*Task to complete*: Lines in the listing below that hold "avatar" are the ones to copy.

_ _ _

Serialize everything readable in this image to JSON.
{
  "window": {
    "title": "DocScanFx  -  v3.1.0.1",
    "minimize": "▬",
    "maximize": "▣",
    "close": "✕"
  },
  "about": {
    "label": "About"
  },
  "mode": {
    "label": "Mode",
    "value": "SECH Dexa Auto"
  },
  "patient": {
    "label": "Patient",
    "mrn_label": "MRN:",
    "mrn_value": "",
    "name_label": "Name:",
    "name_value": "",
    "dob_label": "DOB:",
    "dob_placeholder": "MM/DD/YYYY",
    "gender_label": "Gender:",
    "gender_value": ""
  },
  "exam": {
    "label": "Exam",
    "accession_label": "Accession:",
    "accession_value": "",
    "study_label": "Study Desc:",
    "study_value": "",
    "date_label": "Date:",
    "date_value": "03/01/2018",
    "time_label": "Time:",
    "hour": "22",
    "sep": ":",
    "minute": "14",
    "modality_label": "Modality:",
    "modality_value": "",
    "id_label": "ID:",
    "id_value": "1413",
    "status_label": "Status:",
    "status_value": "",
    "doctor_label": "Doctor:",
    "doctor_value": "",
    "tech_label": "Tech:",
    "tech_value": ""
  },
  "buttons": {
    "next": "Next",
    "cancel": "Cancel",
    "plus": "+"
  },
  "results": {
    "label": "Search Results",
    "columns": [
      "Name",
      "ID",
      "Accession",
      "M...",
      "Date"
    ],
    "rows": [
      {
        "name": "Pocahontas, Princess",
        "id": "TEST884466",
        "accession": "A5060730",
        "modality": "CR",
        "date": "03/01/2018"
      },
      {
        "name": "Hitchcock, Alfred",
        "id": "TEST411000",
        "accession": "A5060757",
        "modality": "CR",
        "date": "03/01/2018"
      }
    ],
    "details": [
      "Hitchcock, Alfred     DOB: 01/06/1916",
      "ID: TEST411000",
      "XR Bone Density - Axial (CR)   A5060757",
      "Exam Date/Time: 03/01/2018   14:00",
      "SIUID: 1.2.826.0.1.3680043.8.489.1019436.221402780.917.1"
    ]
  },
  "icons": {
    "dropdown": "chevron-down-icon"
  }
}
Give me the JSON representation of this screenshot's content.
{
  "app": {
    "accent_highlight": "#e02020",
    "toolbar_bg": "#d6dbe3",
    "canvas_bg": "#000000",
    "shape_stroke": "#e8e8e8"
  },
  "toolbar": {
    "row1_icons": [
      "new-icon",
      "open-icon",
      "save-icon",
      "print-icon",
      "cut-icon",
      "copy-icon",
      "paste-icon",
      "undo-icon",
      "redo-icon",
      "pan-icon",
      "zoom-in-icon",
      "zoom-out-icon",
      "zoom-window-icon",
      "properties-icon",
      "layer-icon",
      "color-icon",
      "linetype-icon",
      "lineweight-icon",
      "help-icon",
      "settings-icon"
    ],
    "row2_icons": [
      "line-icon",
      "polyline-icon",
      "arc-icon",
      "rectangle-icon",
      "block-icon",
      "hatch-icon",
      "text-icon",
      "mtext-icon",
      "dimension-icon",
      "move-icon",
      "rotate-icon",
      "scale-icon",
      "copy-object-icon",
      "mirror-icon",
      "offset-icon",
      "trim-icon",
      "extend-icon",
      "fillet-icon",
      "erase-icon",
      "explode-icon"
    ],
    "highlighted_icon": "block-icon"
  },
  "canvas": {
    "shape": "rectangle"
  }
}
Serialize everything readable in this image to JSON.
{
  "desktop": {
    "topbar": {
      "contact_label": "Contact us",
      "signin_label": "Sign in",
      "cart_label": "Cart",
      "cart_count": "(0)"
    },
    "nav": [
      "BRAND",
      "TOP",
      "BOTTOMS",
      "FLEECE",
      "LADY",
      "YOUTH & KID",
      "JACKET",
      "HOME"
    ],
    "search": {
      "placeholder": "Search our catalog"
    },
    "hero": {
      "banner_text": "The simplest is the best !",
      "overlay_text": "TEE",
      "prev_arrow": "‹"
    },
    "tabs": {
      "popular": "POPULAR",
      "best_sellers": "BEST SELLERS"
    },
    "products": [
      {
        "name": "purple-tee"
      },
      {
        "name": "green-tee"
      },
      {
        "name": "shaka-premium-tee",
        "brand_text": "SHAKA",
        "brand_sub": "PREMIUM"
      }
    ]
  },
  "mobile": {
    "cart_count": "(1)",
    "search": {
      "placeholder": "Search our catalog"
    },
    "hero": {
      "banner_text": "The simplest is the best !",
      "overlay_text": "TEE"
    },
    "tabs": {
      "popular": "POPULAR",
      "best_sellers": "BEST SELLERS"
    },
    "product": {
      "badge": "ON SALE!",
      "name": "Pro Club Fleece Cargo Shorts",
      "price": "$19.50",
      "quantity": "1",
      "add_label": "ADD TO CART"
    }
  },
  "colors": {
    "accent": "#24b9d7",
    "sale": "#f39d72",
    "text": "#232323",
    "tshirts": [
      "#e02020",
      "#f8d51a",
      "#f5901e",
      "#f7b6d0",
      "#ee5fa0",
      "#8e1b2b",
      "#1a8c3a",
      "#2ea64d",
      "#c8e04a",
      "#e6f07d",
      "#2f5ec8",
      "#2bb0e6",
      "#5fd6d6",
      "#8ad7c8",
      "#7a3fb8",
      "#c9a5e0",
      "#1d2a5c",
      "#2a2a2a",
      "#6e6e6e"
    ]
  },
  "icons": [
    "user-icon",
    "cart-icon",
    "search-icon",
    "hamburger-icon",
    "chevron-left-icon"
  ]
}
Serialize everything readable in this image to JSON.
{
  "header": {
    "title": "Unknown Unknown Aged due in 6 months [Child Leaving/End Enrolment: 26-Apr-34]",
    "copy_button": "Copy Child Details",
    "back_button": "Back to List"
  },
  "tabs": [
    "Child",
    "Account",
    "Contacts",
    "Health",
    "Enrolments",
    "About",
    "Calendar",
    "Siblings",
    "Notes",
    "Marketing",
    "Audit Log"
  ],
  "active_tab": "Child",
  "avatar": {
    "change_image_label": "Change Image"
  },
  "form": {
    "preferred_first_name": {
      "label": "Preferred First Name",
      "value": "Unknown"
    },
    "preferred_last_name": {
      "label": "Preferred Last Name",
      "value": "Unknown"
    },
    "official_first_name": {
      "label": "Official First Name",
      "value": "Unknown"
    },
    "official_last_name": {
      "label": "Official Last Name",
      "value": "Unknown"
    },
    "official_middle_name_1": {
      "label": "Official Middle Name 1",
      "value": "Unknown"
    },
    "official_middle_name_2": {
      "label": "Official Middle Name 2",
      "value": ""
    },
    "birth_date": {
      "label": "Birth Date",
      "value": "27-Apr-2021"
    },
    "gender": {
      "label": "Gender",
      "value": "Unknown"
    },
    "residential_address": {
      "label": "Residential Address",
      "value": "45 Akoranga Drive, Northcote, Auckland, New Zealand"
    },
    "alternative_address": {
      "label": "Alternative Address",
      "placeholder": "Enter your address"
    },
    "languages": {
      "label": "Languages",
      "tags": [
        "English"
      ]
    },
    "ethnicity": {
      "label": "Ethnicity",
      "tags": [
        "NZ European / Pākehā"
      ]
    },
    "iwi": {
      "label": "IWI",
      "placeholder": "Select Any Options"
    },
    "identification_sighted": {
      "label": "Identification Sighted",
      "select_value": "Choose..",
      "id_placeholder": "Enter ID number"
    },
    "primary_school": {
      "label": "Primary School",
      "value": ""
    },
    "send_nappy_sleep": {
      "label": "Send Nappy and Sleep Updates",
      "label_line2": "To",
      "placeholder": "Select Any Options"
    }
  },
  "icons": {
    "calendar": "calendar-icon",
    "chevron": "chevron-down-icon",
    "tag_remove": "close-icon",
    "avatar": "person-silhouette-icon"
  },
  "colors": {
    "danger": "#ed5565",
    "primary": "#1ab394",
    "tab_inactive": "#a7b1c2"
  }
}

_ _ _

*Result of the exercise*:
  "avatar": {
    "avatar": "person-silhouette-icon"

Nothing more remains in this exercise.